I find the coding side easier and more enjoyable then the design side of things but I enjoy both sides. I haven’t practised the design side nearly as much as coding but I intend to put more time aside for it.

Although I could get by before, I now feel confident in my HTML, CSS coding skills and I’m finally starting to feel much more confident coding in JavaScript, something I’ve struggled with at first.

Presently I’m starting to learn and play around with PHP and MYSQL and I’ve had a recent brief incursion into Java and Swift territory but I’ll also continue with Free Code Camps syllabus where I’m up to the object oriented JavaScript point.



At the Foot of a Mountain

10 Mini Programming Projects

Code? Boom.

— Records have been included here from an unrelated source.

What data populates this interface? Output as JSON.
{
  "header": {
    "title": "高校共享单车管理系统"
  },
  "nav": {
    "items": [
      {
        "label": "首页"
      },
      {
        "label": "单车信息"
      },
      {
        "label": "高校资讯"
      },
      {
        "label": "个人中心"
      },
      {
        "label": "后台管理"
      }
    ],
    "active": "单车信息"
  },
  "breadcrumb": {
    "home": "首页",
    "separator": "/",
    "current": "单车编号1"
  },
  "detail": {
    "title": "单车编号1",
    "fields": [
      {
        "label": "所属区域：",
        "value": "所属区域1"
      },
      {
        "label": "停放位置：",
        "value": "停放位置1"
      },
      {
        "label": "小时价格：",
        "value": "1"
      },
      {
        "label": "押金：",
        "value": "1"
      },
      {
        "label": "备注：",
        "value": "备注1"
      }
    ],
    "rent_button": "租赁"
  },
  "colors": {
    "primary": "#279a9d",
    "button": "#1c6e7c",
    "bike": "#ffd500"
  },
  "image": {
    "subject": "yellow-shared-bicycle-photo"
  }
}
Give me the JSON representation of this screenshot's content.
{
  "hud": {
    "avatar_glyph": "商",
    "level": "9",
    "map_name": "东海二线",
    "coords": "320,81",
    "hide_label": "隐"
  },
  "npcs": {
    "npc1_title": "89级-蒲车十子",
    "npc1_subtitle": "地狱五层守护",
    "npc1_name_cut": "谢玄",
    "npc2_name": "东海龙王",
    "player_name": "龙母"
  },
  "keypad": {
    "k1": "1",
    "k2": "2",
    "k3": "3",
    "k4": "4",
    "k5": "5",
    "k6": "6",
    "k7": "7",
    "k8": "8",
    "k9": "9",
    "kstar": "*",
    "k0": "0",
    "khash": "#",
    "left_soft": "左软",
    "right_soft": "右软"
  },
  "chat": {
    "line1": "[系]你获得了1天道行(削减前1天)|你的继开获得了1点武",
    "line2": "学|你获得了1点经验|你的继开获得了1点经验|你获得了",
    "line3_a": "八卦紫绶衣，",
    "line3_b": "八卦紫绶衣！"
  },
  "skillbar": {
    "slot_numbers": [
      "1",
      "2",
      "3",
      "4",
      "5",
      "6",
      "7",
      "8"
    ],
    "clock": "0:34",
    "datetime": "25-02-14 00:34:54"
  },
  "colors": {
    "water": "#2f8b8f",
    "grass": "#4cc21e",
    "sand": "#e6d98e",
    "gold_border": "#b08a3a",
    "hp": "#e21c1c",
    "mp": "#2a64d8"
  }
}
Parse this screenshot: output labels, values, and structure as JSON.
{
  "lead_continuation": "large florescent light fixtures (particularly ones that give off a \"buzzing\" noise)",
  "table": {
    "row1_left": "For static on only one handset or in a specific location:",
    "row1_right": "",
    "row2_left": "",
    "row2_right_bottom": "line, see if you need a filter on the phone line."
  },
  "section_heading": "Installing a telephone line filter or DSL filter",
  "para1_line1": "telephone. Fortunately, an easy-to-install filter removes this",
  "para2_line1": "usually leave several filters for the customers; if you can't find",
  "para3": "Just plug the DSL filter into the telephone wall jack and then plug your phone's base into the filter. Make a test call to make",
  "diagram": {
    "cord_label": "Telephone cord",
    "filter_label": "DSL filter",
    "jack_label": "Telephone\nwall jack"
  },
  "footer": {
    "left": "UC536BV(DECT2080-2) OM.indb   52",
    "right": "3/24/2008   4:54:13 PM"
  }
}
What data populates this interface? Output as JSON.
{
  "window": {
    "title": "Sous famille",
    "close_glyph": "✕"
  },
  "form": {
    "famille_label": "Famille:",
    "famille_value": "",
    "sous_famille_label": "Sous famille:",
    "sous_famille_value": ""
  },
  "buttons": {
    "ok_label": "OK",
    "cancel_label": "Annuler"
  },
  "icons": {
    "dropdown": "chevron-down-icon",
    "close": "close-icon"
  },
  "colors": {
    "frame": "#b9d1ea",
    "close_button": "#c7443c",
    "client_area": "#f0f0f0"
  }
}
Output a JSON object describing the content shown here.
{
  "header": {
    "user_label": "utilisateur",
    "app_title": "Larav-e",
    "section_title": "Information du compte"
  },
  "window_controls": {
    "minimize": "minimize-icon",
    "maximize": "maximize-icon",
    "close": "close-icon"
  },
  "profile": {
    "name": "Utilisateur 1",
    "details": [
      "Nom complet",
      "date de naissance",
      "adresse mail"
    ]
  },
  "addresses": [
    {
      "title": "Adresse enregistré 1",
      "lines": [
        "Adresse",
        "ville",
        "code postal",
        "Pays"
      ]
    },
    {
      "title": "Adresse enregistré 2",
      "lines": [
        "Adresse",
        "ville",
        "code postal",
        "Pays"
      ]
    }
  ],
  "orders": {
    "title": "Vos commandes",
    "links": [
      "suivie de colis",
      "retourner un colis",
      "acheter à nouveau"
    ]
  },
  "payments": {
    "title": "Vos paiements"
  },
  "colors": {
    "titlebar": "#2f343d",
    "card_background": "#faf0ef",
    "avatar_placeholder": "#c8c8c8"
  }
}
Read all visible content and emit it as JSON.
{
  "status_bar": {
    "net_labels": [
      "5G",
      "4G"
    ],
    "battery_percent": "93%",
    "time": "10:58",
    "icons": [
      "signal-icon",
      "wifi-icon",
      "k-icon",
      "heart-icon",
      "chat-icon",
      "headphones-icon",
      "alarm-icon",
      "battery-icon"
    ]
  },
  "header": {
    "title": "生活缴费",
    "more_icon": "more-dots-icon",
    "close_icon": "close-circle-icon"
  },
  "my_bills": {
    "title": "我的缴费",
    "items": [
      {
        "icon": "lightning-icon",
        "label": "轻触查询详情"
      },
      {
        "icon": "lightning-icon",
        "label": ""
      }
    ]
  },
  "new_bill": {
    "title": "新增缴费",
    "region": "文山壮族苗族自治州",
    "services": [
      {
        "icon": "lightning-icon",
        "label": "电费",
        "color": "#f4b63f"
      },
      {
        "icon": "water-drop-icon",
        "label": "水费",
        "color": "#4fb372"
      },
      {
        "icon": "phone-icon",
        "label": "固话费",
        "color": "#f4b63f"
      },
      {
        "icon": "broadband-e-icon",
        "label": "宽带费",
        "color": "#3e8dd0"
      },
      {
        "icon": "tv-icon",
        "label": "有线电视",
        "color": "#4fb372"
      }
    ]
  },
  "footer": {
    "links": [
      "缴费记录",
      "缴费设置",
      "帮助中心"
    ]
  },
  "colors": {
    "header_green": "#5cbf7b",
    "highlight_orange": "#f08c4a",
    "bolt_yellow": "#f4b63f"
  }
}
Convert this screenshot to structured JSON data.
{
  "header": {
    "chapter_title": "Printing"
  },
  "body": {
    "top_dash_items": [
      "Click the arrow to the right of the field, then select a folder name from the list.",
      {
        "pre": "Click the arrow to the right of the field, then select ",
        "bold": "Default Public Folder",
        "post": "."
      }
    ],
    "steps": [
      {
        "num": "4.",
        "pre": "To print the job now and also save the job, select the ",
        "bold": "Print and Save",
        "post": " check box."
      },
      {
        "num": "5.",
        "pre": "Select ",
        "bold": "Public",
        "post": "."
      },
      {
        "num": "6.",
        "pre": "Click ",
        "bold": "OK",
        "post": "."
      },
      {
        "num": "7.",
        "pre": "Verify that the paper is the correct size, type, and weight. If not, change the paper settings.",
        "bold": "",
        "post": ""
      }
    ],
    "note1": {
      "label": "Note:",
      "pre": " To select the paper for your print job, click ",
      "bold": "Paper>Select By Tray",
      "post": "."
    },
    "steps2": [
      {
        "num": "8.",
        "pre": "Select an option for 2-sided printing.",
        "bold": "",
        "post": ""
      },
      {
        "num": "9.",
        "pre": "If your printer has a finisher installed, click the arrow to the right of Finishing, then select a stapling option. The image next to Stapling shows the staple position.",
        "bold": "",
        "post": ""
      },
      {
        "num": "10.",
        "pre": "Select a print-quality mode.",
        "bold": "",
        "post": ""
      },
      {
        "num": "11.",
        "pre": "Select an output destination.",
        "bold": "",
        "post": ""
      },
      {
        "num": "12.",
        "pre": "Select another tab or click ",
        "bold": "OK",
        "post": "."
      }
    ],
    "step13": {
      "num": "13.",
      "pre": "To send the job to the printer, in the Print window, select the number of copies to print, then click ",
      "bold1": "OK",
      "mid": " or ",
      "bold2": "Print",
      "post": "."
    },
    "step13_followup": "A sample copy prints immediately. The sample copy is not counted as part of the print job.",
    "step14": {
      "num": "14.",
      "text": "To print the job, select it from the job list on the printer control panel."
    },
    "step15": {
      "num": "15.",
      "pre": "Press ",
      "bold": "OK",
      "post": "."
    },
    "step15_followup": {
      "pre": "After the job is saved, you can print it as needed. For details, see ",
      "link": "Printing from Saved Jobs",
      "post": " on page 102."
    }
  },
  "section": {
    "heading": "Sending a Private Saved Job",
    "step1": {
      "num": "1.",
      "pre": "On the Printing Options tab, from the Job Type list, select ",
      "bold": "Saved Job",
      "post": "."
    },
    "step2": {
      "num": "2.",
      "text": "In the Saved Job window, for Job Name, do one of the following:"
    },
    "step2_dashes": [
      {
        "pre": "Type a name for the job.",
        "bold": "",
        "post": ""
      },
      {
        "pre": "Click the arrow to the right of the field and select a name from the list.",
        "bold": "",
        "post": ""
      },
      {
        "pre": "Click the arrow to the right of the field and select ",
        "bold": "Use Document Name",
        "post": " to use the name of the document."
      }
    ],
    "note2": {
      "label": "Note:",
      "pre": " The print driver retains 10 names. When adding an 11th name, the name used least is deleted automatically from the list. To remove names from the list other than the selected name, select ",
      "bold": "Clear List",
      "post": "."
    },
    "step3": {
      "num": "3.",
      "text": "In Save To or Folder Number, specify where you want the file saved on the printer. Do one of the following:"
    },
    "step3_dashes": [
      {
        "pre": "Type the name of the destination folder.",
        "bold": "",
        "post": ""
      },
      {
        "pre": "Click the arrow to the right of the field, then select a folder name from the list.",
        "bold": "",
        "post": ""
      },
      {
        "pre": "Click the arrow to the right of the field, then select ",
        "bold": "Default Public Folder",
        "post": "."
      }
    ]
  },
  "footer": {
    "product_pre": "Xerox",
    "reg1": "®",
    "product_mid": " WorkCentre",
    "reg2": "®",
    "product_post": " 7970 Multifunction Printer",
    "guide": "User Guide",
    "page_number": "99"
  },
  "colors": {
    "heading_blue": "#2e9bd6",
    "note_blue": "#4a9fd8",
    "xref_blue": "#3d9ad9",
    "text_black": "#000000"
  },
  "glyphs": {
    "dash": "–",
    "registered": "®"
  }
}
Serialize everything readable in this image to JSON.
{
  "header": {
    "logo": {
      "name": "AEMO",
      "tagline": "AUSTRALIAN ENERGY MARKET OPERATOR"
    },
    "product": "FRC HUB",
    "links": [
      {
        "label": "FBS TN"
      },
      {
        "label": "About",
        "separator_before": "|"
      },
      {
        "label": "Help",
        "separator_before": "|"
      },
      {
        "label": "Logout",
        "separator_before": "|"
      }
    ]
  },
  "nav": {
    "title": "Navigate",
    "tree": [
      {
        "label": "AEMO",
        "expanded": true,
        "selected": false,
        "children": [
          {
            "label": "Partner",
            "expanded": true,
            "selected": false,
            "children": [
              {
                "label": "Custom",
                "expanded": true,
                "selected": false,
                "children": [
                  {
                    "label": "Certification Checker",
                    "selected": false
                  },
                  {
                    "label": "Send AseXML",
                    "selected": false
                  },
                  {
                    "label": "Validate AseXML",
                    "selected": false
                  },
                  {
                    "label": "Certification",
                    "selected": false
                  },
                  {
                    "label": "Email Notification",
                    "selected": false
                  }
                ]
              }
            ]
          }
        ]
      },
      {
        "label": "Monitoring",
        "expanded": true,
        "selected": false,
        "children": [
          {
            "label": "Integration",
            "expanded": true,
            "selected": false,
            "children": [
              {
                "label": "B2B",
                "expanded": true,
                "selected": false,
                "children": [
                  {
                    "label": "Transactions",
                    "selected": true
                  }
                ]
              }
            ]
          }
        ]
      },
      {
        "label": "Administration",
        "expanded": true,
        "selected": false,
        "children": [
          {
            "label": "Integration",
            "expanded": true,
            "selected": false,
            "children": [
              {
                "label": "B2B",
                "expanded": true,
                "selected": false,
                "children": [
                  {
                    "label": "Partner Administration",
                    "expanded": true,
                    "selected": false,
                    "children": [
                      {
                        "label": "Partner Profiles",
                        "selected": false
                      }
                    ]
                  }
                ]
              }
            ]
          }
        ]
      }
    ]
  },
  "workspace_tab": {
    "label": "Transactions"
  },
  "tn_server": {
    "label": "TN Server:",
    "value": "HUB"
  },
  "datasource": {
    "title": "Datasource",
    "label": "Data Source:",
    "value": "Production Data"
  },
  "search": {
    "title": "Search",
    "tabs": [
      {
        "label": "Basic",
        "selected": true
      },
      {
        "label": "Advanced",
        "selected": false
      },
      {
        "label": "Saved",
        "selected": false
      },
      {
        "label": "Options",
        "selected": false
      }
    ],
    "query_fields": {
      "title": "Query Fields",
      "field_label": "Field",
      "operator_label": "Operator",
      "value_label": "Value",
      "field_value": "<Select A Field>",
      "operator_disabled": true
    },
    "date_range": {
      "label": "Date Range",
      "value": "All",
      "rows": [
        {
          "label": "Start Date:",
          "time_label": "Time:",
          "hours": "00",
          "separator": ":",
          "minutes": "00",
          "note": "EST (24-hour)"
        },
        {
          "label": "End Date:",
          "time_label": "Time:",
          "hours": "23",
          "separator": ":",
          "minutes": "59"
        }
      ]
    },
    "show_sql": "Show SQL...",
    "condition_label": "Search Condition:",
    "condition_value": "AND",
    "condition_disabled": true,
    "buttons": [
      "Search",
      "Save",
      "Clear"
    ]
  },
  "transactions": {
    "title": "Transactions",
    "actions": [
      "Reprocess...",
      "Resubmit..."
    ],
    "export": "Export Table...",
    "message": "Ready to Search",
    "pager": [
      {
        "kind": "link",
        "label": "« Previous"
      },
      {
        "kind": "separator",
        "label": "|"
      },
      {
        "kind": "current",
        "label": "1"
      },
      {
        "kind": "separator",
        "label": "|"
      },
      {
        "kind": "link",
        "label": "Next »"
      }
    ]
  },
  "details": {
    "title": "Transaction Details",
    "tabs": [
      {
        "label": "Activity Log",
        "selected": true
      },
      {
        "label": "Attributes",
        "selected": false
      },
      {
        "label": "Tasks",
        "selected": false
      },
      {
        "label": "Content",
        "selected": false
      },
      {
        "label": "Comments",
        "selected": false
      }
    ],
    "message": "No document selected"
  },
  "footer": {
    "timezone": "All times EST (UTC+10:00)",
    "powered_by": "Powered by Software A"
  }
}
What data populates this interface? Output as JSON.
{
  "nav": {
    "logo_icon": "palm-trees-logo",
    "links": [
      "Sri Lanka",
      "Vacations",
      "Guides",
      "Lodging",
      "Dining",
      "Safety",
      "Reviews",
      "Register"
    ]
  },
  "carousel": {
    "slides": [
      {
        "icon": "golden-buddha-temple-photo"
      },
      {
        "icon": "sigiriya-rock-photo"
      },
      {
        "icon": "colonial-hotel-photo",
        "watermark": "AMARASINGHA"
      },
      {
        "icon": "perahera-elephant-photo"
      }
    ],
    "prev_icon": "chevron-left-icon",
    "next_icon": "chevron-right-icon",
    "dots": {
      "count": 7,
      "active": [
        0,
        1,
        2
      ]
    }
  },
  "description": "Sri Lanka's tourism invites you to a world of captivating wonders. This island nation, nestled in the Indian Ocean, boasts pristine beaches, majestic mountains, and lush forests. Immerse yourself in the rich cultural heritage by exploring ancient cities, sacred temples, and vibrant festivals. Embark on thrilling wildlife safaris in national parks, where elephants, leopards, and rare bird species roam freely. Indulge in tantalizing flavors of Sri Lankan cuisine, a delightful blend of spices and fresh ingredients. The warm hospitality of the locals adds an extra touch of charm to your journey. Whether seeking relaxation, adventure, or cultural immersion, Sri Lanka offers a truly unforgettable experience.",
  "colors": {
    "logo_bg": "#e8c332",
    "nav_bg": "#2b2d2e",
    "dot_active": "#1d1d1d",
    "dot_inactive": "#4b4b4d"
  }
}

Inspired by @mwclarkson asking for ideas yesterday on Twitter, I thought I’d put together a compilation of 10 mini programming projects I have used in the classroom. Each of them could be used with the language of your choice, although the resources I’ve linked to may contain information specific to the language I used and the year group I used the task with.
Disclaimer: All of the Python code has only been tested in 2.7.x and I occasionally refer to the Python list data structure as an array. Please don’t hate me.

If you use any of these resources and ideas or have any feedback for improvement, I’d love to hear from you either as a comment on here or via Twitter @codeboom

1. Hangman

What is it… guess letters in a pre-defined random word until the entire word is guessed or the number of guesses allowed has been exceeded

View original post 1,589 more words

10 Mini Programming Projects

JavaScript code to display Multiplication table

My Programming Adventure

Through JavaScript you can easily write the html code in html document using document.write(). Using document.write() and for loop it is easy to print the table of user input number.

First of all “promt” box will appear and then this value will be parse to integer and the multiplication table is displayed.

The source code for JavaScript is as follows:

View original post

JavaScript code to display Multiplication table

5 Web Development Links For Beginners



Below are 5 web development links for someone just starting out that I have found useful.

Web Development & Design 101

Some good general info here aimed at the absolute beginner.


One of the best established websites. Lots of examples. An excellent reference website.

3 Nettuts Web Development

Good all round tutorials here on a variety of web developer related subjects

4 Codeacademy

Very well established website offering interactive tutorials in many different programming languages, most of which are useful to website developing

5 The complete Web Developer Course at Udemy

There are a quite a few web developer courses at Udemy but this one by Rob Percival  is one of the most popular. It covers a lot of ground and is easy to follow.

5 Web Development Links For Beginners

Next Steps



I intend to use this blog as a record of what I’ve done in my journey to become a web developer. My plan is to concentrate on learning front end web development skills, (coding), with a little bit of web design practice (Photoshop, Illustrator) along the way.

So far I’ve built of couple of practice HTML, CSS websites and have set up some web hosting space. I’ve spent some time working out how to set up my web space and connect to it with FTP. For now it will be be used for practice web sites. In the future it will display examples of my work.

I’ve also bought a couple of domain names: and There’s not much content at the moment but I will add to it over time.


Next Steps

Baby Steps

small thingsI’m starting off on an adventure in web development with eager enthusiasm. I’m still taking baby steps at the moment. My goal is to become a freelance web developer and earn some money while I gain experience. I’ve have learned the basics of HTML and CSS. I’ve also dabbled in JavaScript and Jquery. Any advice would be greatly appreciated.

Baby Steps